Controversies, delays and shattering announcements: the past year under the sign of Covid-19 has been very eventful for Sanofi and its vaccine candidates. A look back at twelve hectic months for the laboratory.
The pharmaceutical group, which made a turnover of 36 billion euros last year, quickly positioned itself on a potential vaccine.
On February 18, 2020, he announced a collaboration with “Barda”, an American research and development agency, in order to develop a vaccine using proven recombinant DNA technology.
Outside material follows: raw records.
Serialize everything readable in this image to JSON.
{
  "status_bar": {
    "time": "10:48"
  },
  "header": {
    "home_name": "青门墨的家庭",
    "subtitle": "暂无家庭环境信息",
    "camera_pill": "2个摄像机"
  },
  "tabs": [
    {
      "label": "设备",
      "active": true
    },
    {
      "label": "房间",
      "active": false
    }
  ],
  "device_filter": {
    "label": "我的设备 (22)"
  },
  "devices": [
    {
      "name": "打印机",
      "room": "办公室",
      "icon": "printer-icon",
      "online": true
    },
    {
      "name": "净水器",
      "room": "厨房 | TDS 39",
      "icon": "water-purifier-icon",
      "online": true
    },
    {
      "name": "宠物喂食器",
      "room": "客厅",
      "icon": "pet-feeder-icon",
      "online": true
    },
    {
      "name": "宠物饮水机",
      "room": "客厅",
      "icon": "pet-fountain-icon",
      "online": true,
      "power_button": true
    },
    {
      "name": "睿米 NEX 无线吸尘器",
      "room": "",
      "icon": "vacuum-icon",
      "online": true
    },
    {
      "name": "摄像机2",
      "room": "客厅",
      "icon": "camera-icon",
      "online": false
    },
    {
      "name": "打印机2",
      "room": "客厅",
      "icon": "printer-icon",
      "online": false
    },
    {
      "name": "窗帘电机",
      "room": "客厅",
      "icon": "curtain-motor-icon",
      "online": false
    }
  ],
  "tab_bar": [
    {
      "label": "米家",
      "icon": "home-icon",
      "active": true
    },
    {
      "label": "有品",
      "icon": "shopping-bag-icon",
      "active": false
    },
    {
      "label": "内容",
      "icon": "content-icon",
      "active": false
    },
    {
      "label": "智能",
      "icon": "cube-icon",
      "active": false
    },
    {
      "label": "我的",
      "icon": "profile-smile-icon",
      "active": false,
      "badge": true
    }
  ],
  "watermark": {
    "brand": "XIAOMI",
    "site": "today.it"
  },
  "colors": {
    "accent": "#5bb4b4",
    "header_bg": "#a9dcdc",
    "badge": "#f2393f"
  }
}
Sanofi announced two months later that it would use an adjuvant from the British GSK, another giant in the sector, to do this. Their potential vaccine should initially enter human clinical trials in the second half of 2020 and, if successful, be available in the second half of 2021, they predict then, with the goal of producing one billion doses per year.
In addition, Sanofi has been working since the end of March 2020 with Translate Bio, a biotech listed in the United States, for a vaccine based this time on messenger RNA technology, the same innovative technology as that of Pfizer-BioNTech and Moderna. Initial schedule: possible approval in the second half of 2021 for a production capacity of between 90 and 360 million doses per year.
Present, too present in the news? In a context where pharmaceutical companies have found themselves on the front of the stage as never before, Sanofi has experienced its share of controversy.
On May 13, 2020, Paul Hudson, its managing director, a Briton who took over the reins of the company a few months earlier, said a few words that went very badly in Pastor’s country.
The lab will serve the United States first if it finds a vaccine for the coronavirus responsible for the pandemic, since that country is supporting its research, he told the Bloomberg news agency, referring to the partnership with Barda .
These statements provoke controversy in France and strong reactions from the government. The next day, Paul Hudson, with what looks like a call of the foot to Europe, explains that Sanofi “needs to share the risks” to produce the doses of a possible vaccine even before its formal authorization.
Orders arrive quickly for vaccine producers and Sanofi is no exception. At the end of July, Sanofi and GSK say they will receive up to US $ 2.1 billion for vaccine development after being selected to deliver 100 million doses to Americans.
At the same time, the two laboratories promise 60 million doses in the United Kingdom.
With the European Union, it was not until September that an agreement was made. According to its terms, Sanofi and GSK were to supply up to 300 million doses, while Europe released funds to support the increase in Sanofi’s production capacities in Europe.
Finally, still in September, Sanofi and GSK also signed with Canada for the supply of up to 72 million doses of their adjuvanted vaccine.
But to provide these doses, it is still necessary to have the right formula. While at the end of 2020, Pfizer and Moderna have already started commercial production of their respective vaccines, the ax falls: on December 11, Sanofi and GSK announce less good results than expected from the first clinical trials. While they were initially aiming for an arrival on the market in the summer, they now expect the vaccine to be made available in the fourth quarter of 2021.
On Monday, Sanofi indicated the start of a new phase 2 study of its main vaccine candidate. As for the other vaccine under development, it should start phase 1-2 trials in March, for marketing no earlier than the end of the year.
The delay of Sanofi’s main Covid vaccine has sparked new controversy in France, with the laboratory’s unions pointing to the some 400 job cuts planned in the research.
Do you want to calm the storm or do your part? Sanofi will in any case produce up to 100 million doses of the Pfizer-BioNTech vaccine this year, he announced at the end of January.
This is a first for a large laboratory, a sign that the pandemic is reshuffling the cards.
On Monday, the group also indicated that it would produce in France the anti-Covid vaccine from its American competitor Johnson & Johnson, from the third quarter this year, at a rate of around 12 million doses per month. An announcement welcomed by the Elysee.